- Spray bottles
- Large paint brushes (brushes from the hardware store will work great for this)
- Large foam brushes (you can also find these at the hardware store)
- Bubble wrap
- Rolling pin or paint rollers
- Chalk pastels
*Note: You can find a variety of different types of drop cloths at the hardware store that would work for this project. There are canvas options, ones made from paper with plastic backing and others with a foam-like absorbent surface with plastic on the back. You can cut any of these down to the desired size. We have tried all different kinds and they will all work. If you want an artwork that will be a bit more archival, I would recommend using the canvas drop cloth and placing it onto a plastic sheet to paint (otherwise paint will soak through).
Mural Art – Day 1
1. Prepare the paint
To prepare the paint, I water down the desired colors. You want them watery enough so that they can go through the sprayers. Pour into spray bottles.
If using all the primary colors and tertiary colors you most likely will end up with a brown first layer, at least I usually do. You can avoid this by using just warm colors, yellow, reds, oranges, pinks, first then offering cool colors, blues, greens, and purples. That way the colors won’t mix as much.
2. Spread drop cloth out
I lay down the drop cloth onto our two tables. You can also do this project directly on the ground on top of plastic.
3. Begin painting with spray bottles
Give each child a spray bottle and let them spray where they like, encouraging them to switch colors and move around as desired.
4. Dry canvas
Set canvas aside to dry.
Mural Art – Day 2
1. Mix paints
For this stage, I offer lighter colors of tempera paint by mixing white with the reds, blues, greens or yellows. I then mix up one dark color of paint (dark blue or black). A variety of hues of color gives visual depth to the painting.
2. Begin painting
Then, put the paint onto plastic plates and offer large brushes, foam brushes and a rolling pin or paint roller wrapped with bubble wrap. The kids can paint the bubble wrap and roll the pattern onto the painting.
I ask the children to keep the paintbrushes and plates together. If they want to change colors, they trade both plate and brush. I do let them paint any kind of color on the bubble wrap, though!
3. Dry canvas
Again, allow canvas to dry.

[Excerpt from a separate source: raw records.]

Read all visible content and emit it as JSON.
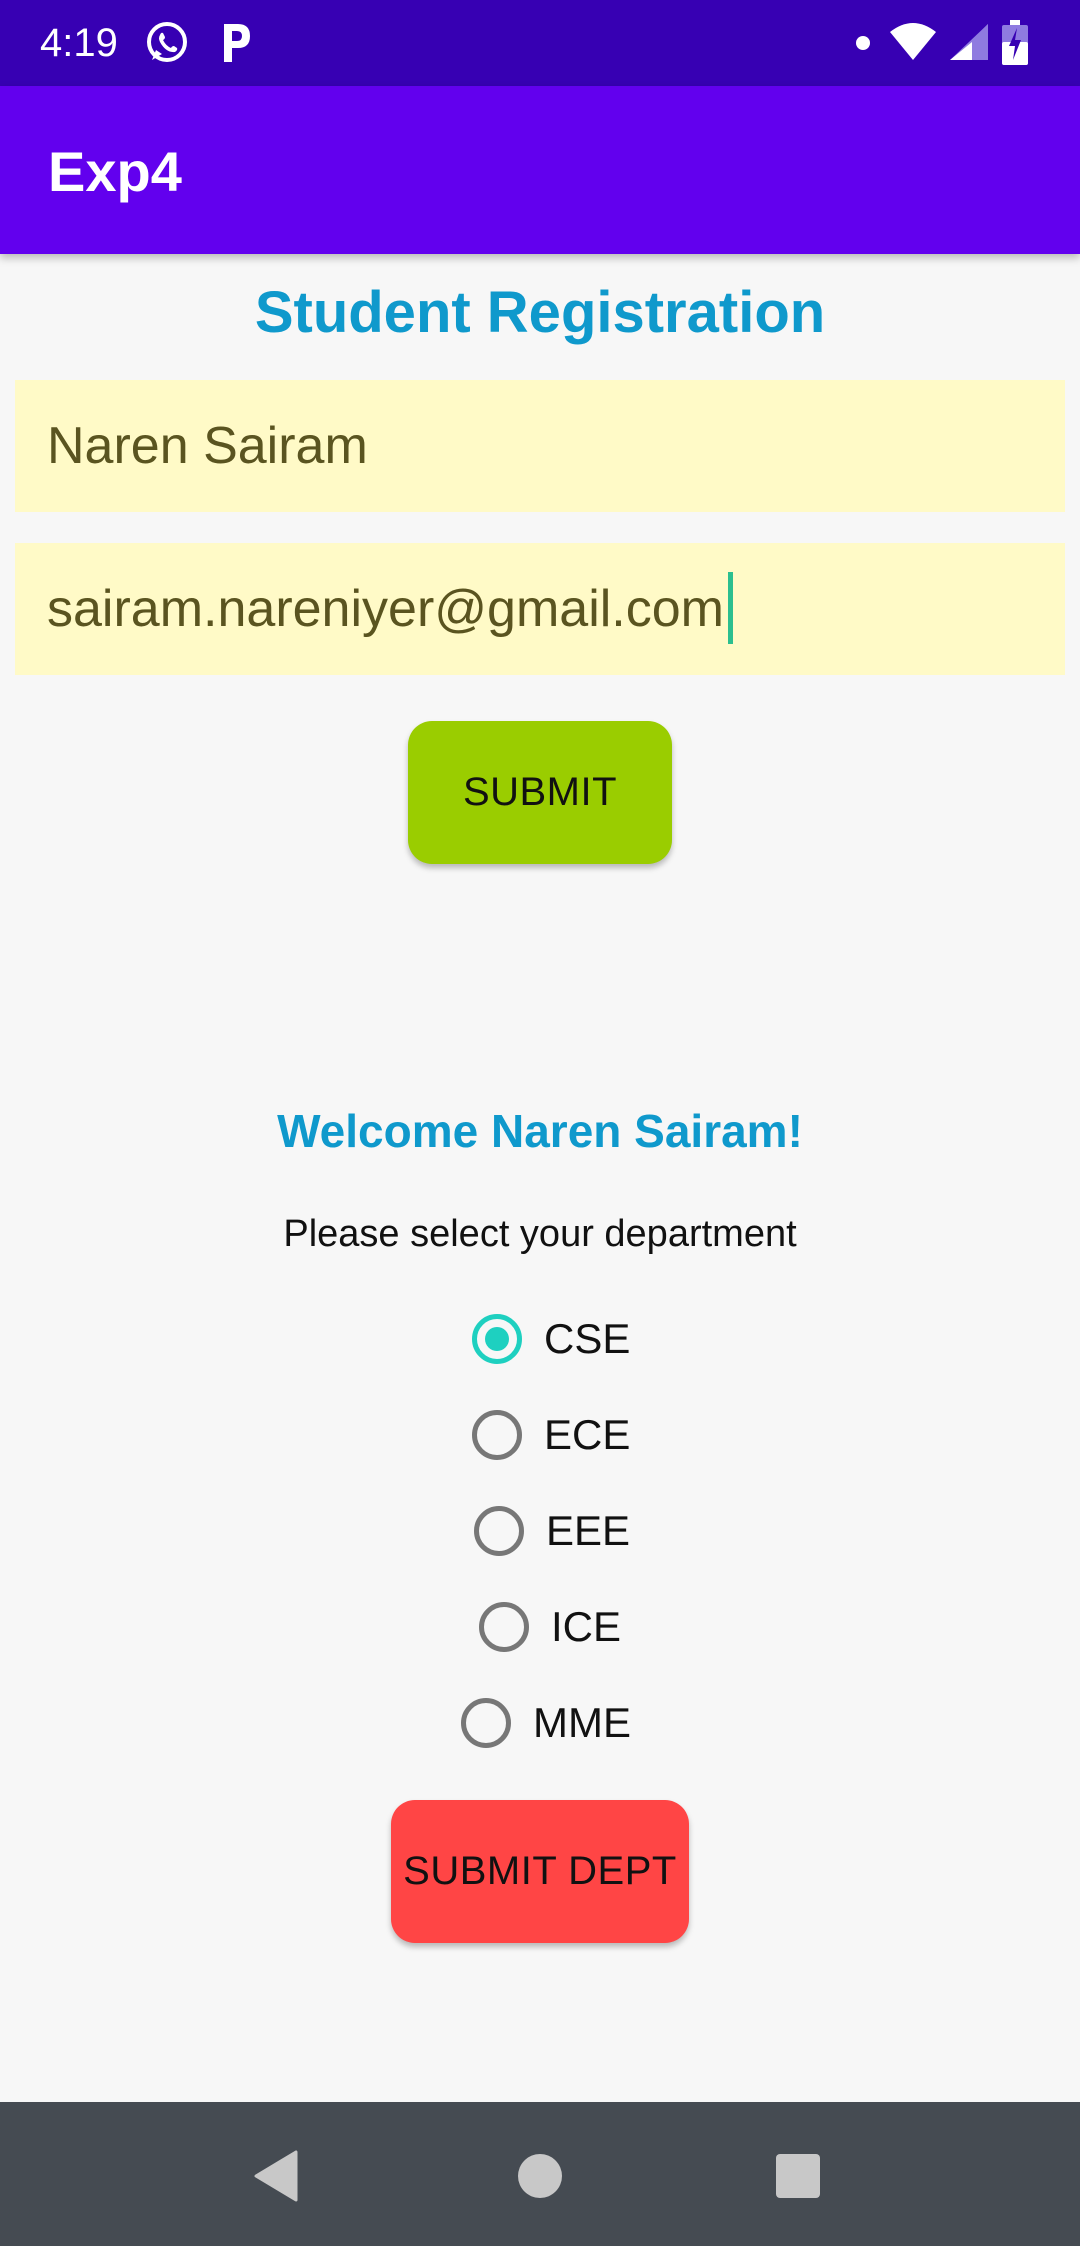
{
  "status_bar": {
    "time": "4:19"
  },
  "app_bar": {
    "title": "Exp4"
  },
  "form": {
    "title": "Student Registration",
    "name_value": "Naren Sairam",
    "email_value": "sairam.nareniyer@gmail.com",
    "submit_label": "SUBMIT"
  },
  "department": {
    "welcome": "Welcome Naren Sairam!",
    "prompt": "Please select your department",
    "options": [
      {
        "label": "CSE",
        "checked": true
      },
      {
        "label": "ECE",
        "checked": false
      },
      {
        "label": "EEE",
        "checked": false
      },
      {
        "label": "ICE",
        "checked": false
      },
      {
        "label": "MME",
        "checked": false
      }
    ],
    "submit_label": "SUBMIT DEPT"
  },
  "colors": {
    "status_bar": "#3700b3",
    "app_bar": "#6200ee",
    "title_text": "#0f99cc",
    "field_bg": "#fffac7",
    "submit_button": "#9acd00",
    "dept_button": "#ff4545",
    "radio_checked": "#1ed0c0",
    "nav_bar": "#454b52"
  },
  "icons": [
    "whatsapp-icon",
    "p-icon",
    "dot-icon",
    "wifi-icon",
    "signal-icon",
    "battery-icon",
    "back-icon",
    "home-icon",
    "recent-apps-icon"
  ]
}
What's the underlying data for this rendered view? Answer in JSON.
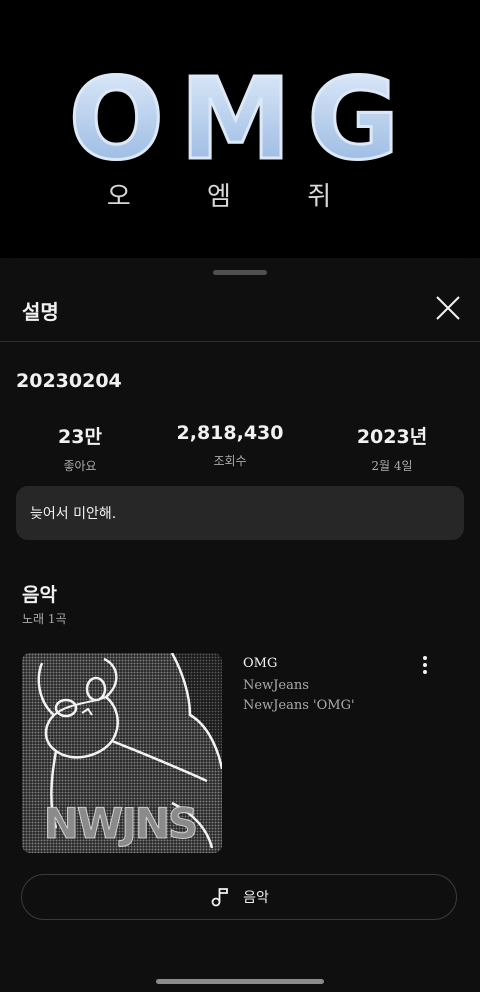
{
  "video": {
    "logo_text": "OMG",
    "logo_subtitle": "오 엠 쥐"
  },
  "sheet": {
    "title": "설명",
    "video_title": "20230204",
    "stats": [
      {
        "value": "23만",
        "label": "좋아요"
      },
      {
        "value": "2,818,430",
        "label": "조회수"
      },
      {
        "value": "2023년",
        "label": "2월 4일"
      }
    ],
    "description": "늦어서 미안해.",
    "music": {
      "heading": "음악",
      "subheading": "노래 1곡",
      "song_title": "OMG",
      "artist": "NewJeans",
      "album": "NewJeans 'OMG'",
      "art_text": "NWJNS",
      "button_label": "음악"
    }
  },
  "colors": {
    "background": "#0f0f0f",
    "card": "#272727",
    "logo_blue": "#a9c7ec"
  },
  "icons": {
    "close": "close-icon",
    "more": "more-vert-icon",
    "music": "music-note-icon"
  }
}
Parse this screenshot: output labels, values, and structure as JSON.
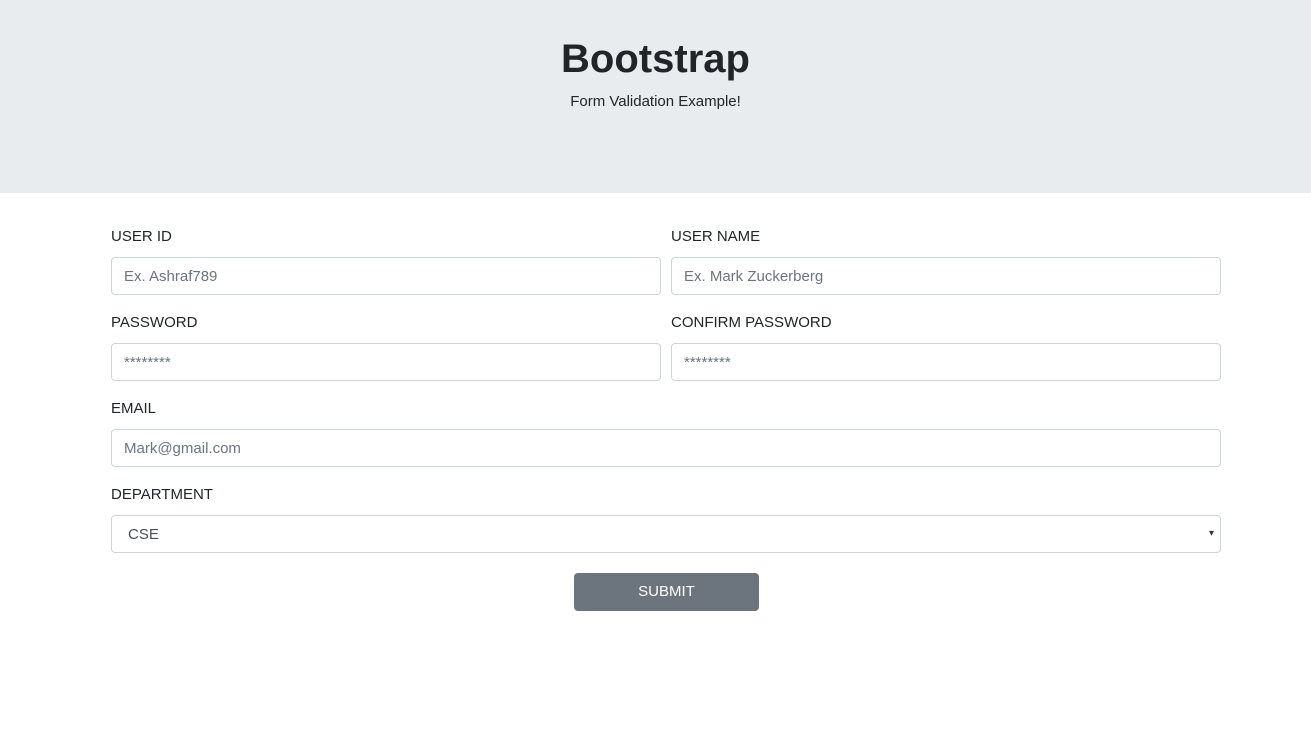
{
  "header": {
    "title": "Bootstrap",
    "subtitle": "Form Validation Example!"
  },
  "form": {
    "user_id": {
      "label": "USER ID",
      "placeholder": "Ex. Ashraf789"
    },
    "user_name": {
      "label": "USER NAME",
      "placeholder": "Ex. Mark Zuckerberg"
    },
    "password": {
      "label": "PASSWORD",
      "placeholder": "********"
    },
    "confirm_password": {
      "label": "CONFIRM PASSWORD",
      "placeholder": "********"
    },
    "email": {
      "label": "EMAIL",
      "placeholder": "Mark@gmail.com"
    },
    "department": {
      "label": "DEPARTMENT",
      "selected": "CSE",
      "caret_icon": "▾"
    },
    "submit_label": "SUBMIT"
  },
  "colors": {
    "header_bg": "#e9ecef",
    "button_bg": "#6c757d",
    "border": "#ced4da"
  }
}
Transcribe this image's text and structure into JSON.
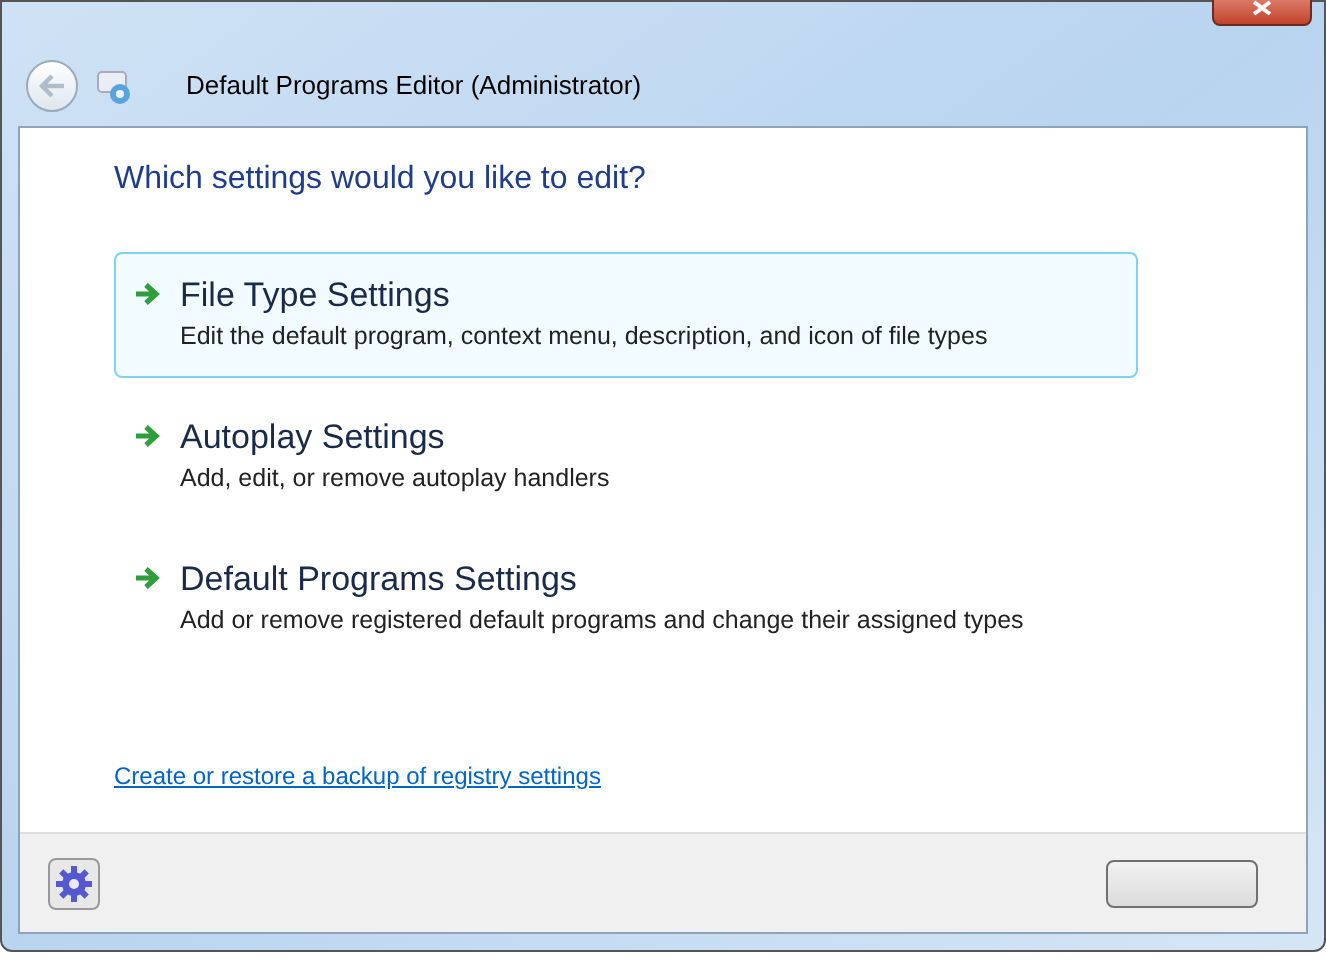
{
  "window": {
    "title": "Default Programs Editor (Administrator)"
  },
  "heading": "Which settings would you like to edit?",
  "options": [
    {
      "title": "File Type Settings",
      "description": "Edit the default program, context menu, description, and icon of file types",
      "selected": true
    },
    {
      "title": "Autoplay Settings",
      "description": "Add, edit, or remove autoplay handlers",
      "selected": false
    },
    {
      "title": "Default Programs Settings",
      "description": "Add or remove registered default programs and change their assigned types",
      "selected": false
    }
  ],
  "backup_link": "Create or restore a backup of registry settings"
}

Mural Art – Day 3
1. Draw with chalk pastels
For the final step, I put chalk pastels into bowls, lay them onto the painting and let the kids draw. I give a little demonstration on creating patterns, making small marks or big sweeping arm movements, and encourage the kids to explore them all.
2. Hairspray canvas
When they are finished, the final step is to spray the canvas with hairspray which acts as a fixative. This way the chalk won’t keep rubbing off on your clothes every time you try and move this large work of art. I learned this one the hard way!
I hope you try this fun mural art project for kids!
About the Author
Samara Caughey is the owner of Purple Twig, an art studio for kids and families in Los Angeles, CA. She has a BFA from the Art Institute of Chicago in Photography and an MFA from USC in sculpture.
Samara has been creating art with children for 15 years and continues to be constantly surprised and delighted by watching kids explore materials to create their work. You can also find her on Instagram.